[Items from an interface collection]
- - - -
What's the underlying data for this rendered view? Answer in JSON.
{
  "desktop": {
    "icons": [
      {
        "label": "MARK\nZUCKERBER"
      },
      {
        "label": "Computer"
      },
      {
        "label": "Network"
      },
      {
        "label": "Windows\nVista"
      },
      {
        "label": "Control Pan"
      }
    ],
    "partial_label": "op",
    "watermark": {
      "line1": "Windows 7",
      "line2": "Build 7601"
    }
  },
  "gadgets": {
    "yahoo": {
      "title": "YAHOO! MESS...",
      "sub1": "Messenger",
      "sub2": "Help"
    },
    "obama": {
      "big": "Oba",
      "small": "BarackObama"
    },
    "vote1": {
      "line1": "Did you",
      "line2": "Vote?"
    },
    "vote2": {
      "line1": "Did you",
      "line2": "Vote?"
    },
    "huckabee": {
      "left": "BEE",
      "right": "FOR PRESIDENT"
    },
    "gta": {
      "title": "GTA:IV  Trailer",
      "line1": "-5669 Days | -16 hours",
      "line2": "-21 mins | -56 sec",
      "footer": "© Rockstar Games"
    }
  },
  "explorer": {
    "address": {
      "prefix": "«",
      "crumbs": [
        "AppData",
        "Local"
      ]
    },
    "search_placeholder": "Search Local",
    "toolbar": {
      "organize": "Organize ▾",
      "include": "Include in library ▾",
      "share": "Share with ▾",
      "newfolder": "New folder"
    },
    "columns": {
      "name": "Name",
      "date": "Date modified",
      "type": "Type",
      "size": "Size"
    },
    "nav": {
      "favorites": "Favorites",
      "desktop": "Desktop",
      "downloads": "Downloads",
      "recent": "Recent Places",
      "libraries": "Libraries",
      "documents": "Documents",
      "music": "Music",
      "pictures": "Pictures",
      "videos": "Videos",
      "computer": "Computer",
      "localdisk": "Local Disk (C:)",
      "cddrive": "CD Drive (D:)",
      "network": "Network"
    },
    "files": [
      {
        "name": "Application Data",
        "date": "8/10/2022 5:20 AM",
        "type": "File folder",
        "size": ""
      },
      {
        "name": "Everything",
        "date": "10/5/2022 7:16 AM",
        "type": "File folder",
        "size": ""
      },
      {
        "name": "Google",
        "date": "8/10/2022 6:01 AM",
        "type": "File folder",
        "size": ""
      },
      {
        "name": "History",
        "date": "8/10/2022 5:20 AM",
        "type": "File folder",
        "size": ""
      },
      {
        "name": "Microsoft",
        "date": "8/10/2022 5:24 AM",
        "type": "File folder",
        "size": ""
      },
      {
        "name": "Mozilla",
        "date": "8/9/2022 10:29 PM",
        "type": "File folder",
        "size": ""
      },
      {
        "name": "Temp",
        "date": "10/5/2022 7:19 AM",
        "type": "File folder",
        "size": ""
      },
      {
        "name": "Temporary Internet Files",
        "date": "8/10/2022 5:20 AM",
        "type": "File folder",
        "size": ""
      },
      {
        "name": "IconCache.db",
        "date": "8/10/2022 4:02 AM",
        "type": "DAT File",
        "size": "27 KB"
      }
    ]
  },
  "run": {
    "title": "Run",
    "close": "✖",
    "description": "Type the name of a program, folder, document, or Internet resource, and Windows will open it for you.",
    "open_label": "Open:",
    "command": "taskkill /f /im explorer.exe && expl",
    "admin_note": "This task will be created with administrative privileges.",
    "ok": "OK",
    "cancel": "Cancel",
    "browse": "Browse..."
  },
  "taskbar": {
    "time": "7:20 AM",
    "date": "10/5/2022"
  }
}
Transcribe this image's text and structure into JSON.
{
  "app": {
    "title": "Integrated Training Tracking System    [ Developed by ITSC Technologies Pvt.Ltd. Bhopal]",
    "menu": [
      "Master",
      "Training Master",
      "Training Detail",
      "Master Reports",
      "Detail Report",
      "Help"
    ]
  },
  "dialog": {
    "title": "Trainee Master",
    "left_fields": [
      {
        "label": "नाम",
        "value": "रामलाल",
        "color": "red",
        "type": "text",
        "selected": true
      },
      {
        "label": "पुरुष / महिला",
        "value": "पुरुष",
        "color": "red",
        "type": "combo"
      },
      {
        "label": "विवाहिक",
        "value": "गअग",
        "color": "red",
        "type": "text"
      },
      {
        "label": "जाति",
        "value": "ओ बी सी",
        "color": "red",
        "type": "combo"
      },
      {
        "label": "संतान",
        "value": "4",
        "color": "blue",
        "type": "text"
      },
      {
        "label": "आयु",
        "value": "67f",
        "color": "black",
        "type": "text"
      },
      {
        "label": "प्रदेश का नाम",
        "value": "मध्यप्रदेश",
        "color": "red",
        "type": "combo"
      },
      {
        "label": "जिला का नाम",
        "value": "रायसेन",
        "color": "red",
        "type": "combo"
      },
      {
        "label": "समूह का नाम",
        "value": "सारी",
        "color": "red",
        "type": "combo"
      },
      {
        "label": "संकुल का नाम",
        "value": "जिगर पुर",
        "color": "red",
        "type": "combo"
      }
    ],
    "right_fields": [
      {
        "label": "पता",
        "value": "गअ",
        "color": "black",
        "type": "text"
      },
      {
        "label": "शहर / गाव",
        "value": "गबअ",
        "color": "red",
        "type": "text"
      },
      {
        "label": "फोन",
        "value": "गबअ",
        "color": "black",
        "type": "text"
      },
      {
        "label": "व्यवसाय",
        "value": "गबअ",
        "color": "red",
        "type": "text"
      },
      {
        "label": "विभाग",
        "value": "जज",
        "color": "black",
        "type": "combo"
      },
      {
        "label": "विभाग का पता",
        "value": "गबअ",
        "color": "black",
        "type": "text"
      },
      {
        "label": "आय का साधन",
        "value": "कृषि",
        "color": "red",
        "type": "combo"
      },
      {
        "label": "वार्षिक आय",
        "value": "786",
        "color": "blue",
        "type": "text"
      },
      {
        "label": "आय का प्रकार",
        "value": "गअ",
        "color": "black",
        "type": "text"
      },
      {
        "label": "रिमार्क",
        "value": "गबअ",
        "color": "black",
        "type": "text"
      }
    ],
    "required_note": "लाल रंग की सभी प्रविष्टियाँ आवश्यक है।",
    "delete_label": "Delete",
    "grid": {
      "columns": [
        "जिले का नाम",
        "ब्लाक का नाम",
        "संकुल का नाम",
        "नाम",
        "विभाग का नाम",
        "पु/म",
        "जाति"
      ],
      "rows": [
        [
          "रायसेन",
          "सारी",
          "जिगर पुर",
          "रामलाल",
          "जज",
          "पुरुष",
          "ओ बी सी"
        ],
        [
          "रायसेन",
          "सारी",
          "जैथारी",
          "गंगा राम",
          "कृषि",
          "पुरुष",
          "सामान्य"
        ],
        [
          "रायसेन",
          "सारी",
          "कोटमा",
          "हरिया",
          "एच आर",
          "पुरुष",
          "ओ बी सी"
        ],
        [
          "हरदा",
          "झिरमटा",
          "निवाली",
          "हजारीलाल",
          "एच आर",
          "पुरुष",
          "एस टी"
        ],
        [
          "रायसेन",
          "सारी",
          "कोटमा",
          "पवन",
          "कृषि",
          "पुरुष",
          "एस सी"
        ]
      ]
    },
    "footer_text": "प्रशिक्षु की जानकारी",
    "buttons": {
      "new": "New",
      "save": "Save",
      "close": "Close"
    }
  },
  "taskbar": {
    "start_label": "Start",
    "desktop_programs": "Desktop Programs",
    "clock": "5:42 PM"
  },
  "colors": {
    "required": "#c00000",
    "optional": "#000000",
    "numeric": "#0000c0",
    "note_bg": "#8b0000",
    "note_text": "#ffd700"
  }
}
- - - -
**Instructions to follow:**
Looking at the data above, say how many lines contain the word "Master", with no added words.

**Expected answer:**
4